This is where you will find all your local traders selling their products. This Market is open from 6am until 5pm. In the evening, there is a really great section at the market where you can buy all you need from bracelest to masks at a very reasonable price. In Manzini, the people at the market never follow you around or push you to buy.
The main days for the market are Wednesdays and Thursdays but is open daily.
The international dialing code for Swaziland is +268. If you are calling South Africa., dial 00268 and then the number. Travelers who want to use their own cell phones should be aware that Swaziland is considered an international territory, and you will not be able to utilize your South African network unless you activate international roaming. This is expensive however and the best way to stay in touch is to buy a prepaid card from MTN Swaziland once you are across the border. This will let you make calls within Swaziland and it also opens a text message channel to South Africa and overseas.
As many Swazis will tell you, this is a peaceful country with a relatively low crime rate- especially when compared to South Africa.
Nevertheless, there is some petty crime around such as pick pocketing. All in all however, Swaziland is a safe destination for travellers.
Both the South African drivers license and the International Drivers License (available through the Automobile Association) are valid in Swaziland as long as they display a photograph of the driver. All normal traffic laws and regulations are applied when driving in Swaziland. We drive on the left hand side of the road.
siSwati is the main language of Swaziland, although English is also widely spoken, even in rural areas, and is the official language for business. siSwati is similar to Zulu.So do have a good practice of the language using the guide book.
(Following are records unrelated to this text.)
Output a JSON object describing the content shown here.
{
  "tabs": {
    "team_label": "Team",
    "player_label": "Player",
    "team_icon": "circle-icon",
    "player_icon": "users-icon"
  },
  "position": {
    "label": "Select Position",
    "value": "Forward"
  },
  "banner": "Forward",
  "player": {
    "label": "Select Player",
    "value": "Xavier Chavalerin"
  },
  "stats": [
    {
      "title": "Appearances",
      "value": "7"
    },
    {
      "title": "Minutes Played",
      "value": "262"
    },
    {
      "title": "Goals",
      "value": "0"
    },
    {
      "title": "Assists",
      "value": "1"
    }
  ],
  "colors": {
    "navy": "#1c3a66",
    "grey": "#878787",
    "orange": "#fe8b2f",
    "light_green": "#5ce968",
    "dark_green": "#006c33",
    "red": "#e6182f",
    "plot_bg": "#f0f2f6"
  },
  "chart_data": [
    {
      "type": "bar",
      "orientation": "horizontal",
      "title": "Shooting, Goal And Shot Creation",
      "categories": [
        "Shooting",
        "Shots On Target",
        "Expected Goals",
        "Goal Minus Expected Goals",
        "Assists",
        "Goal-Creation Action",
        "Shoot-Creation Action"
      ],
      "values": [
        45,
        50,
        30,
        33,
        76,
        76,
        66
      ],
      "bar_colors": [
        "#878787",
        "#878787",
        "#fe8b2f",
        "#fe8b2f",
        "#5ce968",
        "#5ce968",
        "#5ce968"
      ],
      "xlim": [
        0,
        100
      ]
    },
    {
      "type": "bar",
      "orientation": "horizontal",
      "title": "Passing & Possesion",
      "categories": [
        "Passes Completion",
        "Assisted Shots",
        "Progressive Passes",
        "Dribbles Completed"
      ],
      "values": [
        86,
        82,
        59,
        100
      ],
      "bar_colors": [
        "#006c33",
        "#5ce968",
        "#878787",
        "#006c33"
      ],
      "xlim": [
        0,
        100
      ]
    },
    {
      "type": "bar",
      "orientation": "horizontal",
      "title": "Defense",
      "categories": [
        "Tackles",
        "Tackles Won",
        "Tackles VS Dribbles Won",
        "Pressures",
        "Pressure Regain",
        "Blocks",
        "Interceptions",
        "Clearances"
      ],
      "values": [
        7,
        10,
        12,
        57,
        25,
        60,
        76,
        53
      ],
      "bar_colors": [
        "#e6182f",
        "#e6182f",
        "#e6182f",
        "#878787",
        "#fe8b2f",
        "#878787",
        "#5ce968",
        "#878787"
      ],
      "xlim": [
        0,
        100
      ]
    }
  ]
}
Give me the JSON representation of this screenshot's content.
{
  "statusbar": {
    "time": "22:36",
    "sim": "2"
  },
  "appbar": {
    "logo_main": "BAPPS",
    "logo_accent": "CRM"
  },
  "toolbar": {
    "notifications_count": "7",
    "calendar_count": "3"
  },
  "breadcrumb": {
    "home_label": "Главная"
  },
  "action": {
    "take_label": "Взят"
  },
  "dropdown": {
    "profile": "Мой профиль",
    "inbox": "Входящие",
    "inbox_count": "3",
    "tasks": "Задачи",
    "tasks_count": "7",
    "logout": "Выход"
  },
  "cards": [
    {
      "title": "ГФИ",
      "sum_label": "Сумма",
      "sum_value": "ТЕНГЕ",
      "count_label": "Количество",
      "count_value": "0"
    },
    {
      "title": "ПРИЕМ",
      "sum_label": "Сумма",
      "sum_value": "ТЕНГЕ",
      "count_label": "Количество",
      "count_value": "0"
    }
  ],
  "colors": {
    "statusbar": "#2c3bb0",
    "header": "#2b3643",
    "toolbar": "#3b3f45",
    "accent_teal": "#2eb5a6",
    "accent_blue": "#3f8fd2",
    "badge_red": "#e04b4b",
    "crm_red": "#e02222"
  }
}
This will help you a lot since you will not look like a typical tourist
1 January - New Year's Day.
2 April - Good Friday.
5 April - Easter Monday.
19 April - Birthday of King Mswati III.
25 April - National Flag Day.
1 May - Labour Day.
21 May - Ascension Day.
22 July - Birthday of the Late King Sobhuza.
Late August/early September* - Umhlanga, Reed Dance Day.
6 September - Somhlolo Day (Independence Day).
Late December/early January* - Incwala Ceremony.
25 December - Christmas Day.
The unit of currency is the lilangeni (e - plural is Emalangeni), which is divided into 100 cents. It has the same value as the South African rand, which is also generally accepted throughout the country.
Nedbank, First National Bank and Standard Bank (all linked to South Africa) have branches throughout Swaziland. Branch times are usually 08:30 - 15:30, Monday to Friday and on Saturdays 08:30 - 11:00. Traveller's cheques can be cashed in banks and most hotels. Tipping is generally expected, and is to the tune of 10 percent.
To check the current exchange rate, take a look at OANDA.com
Population - 953 000 people (2007 census)
Population growth - Stagnant
Size - 17,363 square kilometres
The average age of the population is around 18 with 40% of the population under 15. The average life expectancy is rather dismal at 37years, projected to worsen to 33 years by 2015. About 75% of the population lives in the rural areas.